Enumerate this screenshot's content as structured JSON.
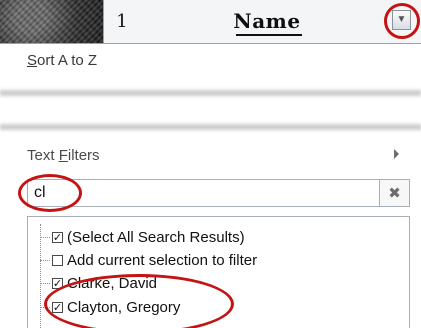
{
  "header": {
    "row_number": "1",
    "column_title": "Name",
    "dropdown_icon": "chevron-down-icon"
  },
  "menu": {
    "sort_prefix": "S",
    "sort_rest": "ort A to Z",
    "text_filters_prefix": "Text ",
    "text_filters_underlined": "F",
    "text_filters_rest": "ilters",
    "submenu_icon": "chevron-right-icon"
  },
  "search": {
    "value": "cl",
    "clear_glyph": "✖"
  },
  "list": {
    "items": [
      {
        "label": "(Select All Search Results)",
        "checked": true
      },
      {
        "label": "Add current selection to filter",
        "checked": false
      },
      {
        "label": "Clarke, David",
        "checked": true
      },
      {
        "label": "Clayton, Gregory",
        "checked": true
      }
    ]
  },
  "colors": {
    "annotation_red": "#c51313",
    "header_bg": "#e3e6eb",
    "border": "#a8aeb5"
  }
}
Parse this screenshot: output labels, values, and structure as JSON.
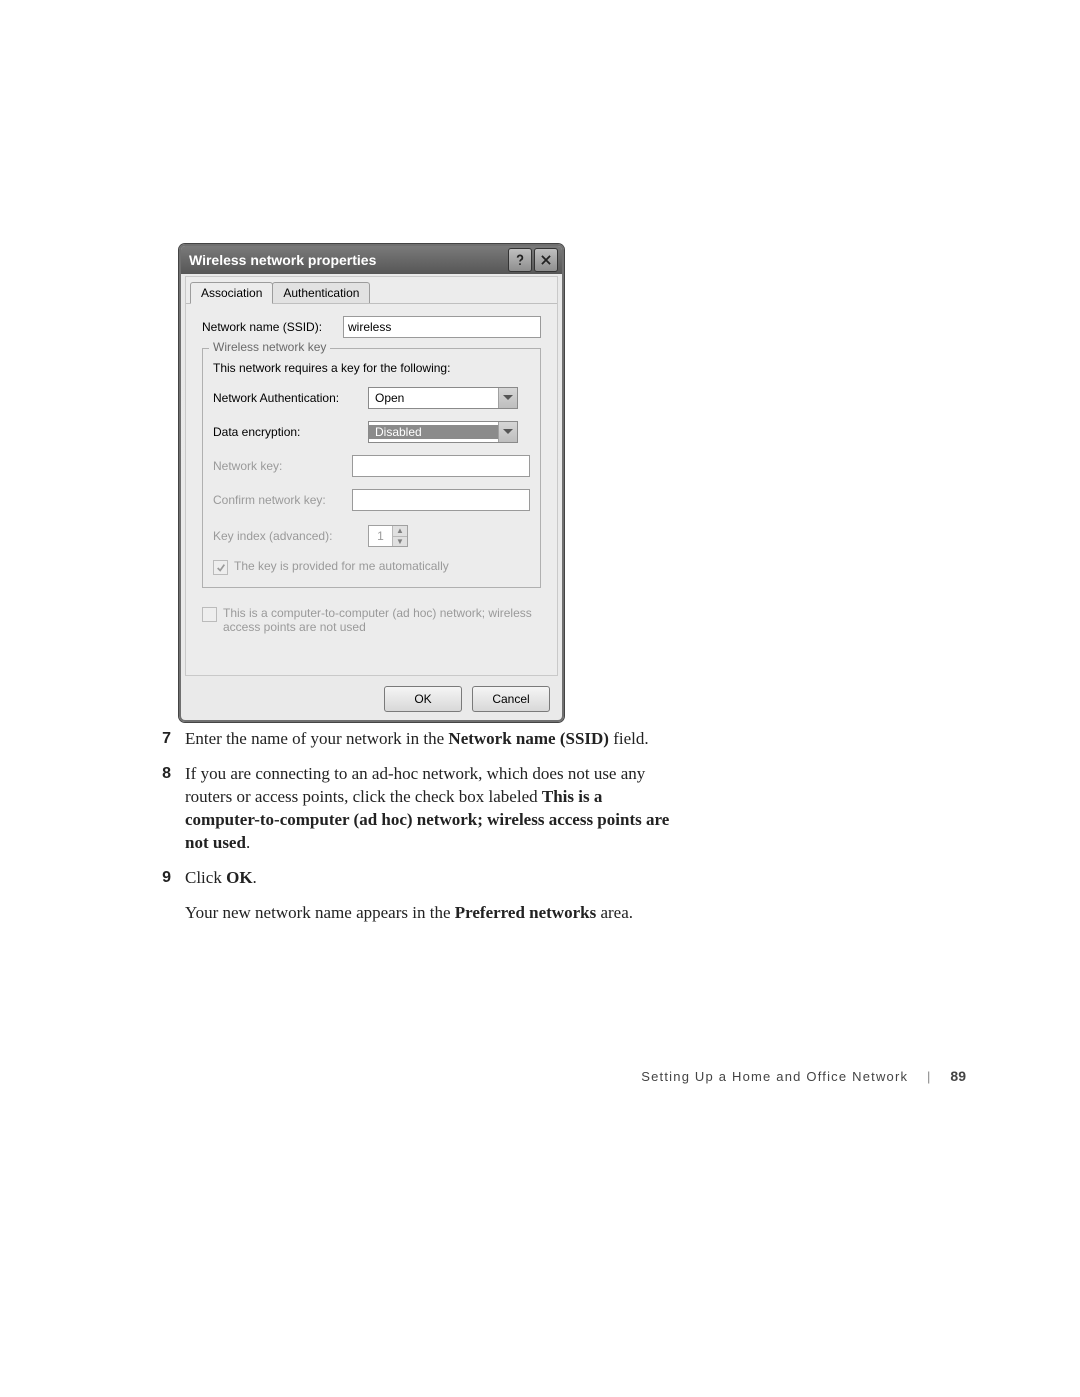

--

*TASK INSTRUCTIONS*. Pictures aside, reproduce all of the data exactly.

*ANSWER TO THIS TASK*.
Enumerate this screenshot's content as structured JSON.
{
  "header": {
    "row_number": "1",
    "column_title": "Name",
    "dropdown_icon": "chevron-down-icon"
  },
  "menu": {
    "sort_prefix": "S",
    "sort_rest": "ort A to Z",
    "text_filters_prefix": "Text ",
    "text_filters_underlined": "F",
    "text_filters_rest": "ilters",
    "submenu_icon": "chevron-right-icon"
  },
  "search": {
    "value": "cl",
    "clear_glyph": "✖"
  },
  "list": {
    "items": [
      {
        "label": "(Select All Search Results)",
        "checked": true
      },
      {
        "label": "Add current selection to filter",
        "checked": false
      },
      {
        "label": "Clarke, David",
        "checked": true
      },
      {
        "label": "Clayton, Gregory",
        "checked": true
      }
    ]
  },
  "colors": {
    "annotation_red": "#c51313",
    "header_bg": "#e3e6eb",
    "border": "#a8aeb5"
  }
}
Parse this screenshot: output labels, values, and structure as JSON.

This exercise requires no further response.